The emergence of COVID-19 pushed agencies to reexamine various foundational elements of their public health preparedness efforts to date, including but not limited to:
Contingency plans and whether they took into account what could happen;
Relationships with other disciplines (e.g., emergency management) and whether each stakeholder understood the others’ capabilities and capacity;
The appropriateness of all the assumptions made to date regarding public health preparedness; and
Further understanding of the nature of healthcare coalitions in a prolonged public health emergency response.
Although each of the specific facets mentioned above is significant, one area that has seen both successes and challenges is the blurring of the lines between emergency management and public health preparedness during the COVID-19 response. Typically, pandemics are the purview of public health authorities, with emergency management playing a supporting role. However, the overwhelming nature of COVID-19 combined with many atypical areas made this incident unique. Some local, regional, and state jurisdictions saw relationships begin with a lack of understanding about distinct roles and responsibilities in supply-chain management and overall incident management responsibilities.
In addition, the COVID-19 response has already seen a bolus of multiple funding streams that concentrate on critical response areas such as workforce development, necessary laboratory and epidemiological enhancements, and even data modernization. State and local health departments should take the opportunity to examine these funds and determine how to utilize them best to strengthen core public health efforts. As a result, public health agencies would be better prepared to deal with large and small emergencies and enhance their capacity for “day-to-day public health.”
People queueing to receive the COVID vaccine (Source: Baltimore County Government, December 23, 2020).
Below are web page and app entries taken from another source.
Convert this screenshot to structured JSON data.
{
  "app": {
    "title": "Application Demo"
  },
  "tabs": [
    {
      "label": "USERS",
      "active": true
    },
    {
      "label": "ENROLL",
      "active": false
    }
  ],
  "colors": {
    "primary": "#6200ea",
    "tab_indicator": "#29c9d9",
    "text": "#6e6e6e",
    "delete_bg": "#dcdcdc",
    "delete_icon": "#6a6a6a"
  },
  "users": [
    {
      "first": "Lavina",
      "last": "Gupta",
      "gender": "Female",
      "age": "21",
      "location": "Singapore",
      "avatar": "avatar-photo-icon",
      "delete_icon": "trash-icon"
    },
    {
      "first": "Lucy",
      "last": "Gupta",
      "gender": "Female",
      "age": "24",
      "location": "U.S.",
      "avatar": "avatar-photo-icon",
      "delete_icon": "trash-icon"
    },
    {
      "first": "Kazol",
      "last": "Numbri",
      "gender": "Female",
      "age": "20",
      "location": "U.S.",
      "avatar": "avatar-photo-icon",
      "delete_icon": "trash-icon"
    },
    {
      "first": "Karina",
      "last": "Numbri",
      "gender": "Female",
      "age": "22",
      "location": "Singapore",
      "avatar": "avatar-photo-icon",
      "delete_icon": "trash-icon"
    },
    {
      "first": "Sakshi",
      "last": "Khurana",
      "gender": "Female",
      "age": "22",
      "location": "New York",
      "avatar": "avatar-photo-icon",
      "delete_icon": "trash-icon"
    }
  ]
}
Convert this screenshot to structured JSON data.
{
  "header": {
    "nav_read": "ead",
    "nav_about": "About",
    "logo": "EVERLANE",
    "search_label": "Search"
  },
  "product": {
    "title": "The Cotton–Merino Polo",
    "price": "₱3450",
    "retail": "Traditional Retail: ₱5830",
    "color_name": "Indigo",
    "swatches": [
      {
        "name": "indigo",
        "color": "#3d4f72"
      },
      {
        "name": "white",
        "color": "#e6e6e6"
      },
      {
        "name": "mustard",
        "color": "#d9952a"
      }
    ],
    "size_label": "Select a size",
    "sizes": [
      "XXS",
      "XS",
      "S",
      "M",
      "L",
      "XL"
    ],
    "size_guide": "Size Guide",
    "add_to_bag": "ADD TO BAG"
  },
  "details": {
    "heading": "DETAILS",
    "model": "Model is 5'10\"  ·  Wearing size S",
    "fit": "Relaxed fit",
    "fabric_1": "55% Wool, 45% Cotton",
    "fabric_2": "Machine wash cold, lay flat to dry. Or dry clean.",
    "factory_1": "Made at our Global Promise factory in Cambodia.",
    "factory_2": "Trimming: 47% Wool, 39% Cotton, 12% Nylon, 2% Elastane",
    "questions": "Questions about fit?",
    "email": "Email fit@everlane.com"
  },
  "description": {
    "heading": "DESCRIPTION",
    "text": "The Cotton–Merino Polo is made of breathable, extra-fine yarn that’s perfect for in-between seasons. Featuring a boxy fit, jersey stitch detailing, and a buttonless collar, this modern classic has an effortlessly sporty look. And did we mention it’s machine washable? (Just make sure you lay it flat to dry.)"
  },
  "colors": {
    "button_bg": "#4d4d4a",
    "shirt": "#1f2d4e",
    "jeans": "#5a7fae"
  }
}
Key Questions Decision-Makers Should Ask Themselves
The events of the last two-plus years have raised multiple questions, including:
Will new and existing funding from the Centers for Disease Control and Prevention (CDC)/ASPR to state and local health departments include the lessons learned from COVID and other emergencies?
Will the CDC funding have a built-in response funding mechanism?
Will COVID spur the CDC to revise/modernize its preparedness capabilities?
What does the future look like for the relationship between emergency management and public health preparedness?
Like many public health emergencies, COVID-19 significantly affected persons of color, under-resourced communities, and persons with disabilities. How can we ensure that future emergency preparedness planning efforts begin to focus on these areas holistically?
Will communities look to the lessons learned from COVID and move toward a greater state of resilience as opposed to focusing on response?
Decision-makers in the public health preparedness space must now analyze what went right and what did not. They need to determine which investments met their stated deliverable of making state and local health departments more prepared and which did not. They also need to determine if the existing relationships between the public health preparedness discipline and emergency management are sufficient and what to do about them if they are not. These and so many other areas require critical examination with an open mind. Now is the time for such introspection.